Items from an interface collection

=====

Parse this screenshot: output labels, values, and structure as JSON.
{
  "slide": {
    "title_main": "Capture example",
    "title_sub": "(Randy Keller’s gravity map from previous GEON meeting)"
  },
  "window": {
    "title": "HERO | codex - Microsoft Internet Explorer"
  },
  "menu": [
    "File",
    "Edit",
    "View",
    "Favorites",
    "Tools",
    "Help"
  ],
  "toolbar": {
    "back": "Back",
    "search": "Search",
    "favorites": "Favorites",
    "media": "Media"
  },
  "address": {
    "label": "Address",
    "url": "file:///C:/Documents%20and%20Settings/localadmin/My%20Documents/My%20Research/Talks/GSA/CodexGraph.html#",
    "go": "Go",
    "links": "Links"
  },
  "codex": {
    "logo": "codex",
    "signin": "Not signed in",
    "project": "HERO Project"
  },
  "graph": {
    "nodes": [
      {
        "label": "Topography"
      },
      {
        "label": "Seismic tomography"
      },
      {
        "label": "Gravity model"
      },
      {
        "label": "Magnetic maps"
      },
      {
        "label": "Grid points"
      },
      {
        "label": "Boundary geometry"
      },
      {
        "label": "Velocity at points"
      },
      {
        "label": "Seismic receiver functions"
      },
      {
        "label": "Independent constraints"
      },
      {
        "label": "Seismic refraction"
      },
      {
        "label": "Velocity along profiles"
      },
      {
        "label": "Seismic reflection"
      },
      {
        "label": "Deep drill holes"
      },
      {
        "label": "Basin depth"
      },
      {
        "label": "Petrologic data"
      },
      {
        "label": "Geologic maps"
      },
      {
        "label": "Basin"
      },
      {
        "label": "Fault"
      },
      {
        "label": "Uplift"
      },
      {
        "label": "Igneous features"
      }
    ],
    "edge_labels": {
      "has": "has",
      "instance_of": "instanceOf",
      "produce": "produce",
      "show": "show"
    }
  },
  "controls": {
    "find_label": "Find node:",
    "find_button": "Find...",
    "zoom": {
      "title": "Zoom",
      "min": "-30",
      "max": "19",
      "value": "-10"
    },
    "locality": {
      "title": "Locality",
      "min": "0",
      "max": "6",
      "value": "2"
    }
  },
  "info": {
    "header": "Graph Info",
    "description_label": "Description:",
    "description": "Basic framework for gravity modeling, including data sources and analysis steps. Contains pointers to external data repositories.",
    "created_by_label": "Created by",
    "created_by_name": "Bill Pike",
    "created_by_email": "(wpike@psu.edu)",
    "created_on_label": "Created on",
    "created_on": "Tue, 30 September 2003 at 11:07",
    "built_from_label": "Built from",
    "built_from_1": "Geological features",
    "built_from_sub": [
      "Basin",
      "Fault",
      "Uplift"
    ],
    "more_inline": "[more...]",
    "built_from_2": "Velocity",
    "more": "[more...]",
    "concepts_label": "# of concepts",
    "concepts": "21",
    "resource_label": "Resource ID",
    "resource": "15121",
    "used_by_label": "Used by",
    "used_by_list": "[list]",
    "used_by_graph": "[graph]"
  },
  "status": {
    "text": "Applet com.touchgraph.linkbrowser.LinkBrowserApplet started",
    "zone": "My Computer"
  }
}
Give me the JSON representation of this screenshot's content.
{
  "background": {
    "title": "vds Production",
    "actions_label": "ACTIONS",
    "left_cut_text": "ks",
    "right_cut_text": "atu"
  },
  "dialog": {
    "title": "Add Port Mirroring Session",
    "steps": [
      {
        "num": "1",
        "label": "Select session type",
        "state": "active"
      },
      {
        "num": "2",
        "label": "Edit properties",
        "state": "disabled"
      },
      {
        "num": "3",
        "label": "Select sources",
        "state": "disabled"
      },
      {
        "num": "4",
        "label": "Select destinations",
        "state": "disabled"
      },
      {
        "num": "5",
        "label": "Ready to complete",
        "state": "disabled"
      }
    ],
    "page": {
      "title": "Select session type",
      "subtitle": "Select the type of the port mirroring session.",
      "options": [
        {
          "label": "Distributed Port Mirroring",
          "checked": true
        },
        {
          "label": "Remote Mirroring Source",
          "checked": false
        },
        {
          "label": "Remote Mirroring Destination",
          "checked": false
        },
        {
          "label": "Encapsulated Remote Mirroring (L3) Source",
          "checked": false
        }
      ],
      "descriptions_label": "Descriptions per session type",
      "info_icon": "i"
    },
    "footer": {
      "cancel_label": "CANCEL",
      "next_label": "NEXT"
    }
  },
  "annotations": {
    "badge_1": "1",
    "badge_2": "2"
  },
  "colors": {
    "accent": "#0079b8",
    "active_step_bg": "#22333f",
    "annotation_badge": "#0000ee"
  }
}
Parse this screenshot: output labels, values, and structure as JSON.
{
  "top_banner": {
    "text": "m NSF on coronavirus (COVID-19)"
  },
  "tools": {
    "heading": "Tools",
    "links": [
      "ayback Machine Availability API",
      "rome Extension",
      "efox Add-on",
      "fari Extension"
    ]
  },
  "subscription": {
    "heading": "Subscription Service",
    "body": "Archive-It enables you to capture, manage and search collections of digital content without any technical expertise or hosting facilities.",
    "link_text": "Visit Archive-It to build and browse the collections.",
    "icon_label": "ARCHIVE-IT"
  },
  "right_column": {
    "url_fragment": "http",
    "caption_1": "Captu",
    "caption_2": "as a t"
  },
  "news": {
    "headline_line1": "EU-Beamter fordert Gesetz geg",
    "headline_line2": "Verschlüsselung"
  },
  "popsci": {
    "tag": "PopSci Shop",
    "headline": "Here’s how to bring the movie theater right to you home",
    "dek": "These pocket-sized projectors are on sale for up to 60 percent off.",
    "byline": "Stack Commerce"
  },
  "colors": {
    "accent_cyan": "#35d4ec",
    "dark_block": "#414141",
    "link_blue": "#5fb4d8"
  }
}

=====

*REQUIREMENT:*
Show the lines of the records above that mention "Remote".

*RESPONSE TO THE EXERCISE:*
          "label": "Remote Mirroring Source",
          "label": "Remote Mirroring Destination",
          "label": "Encapsulated Remote Mirroring (L3) Source",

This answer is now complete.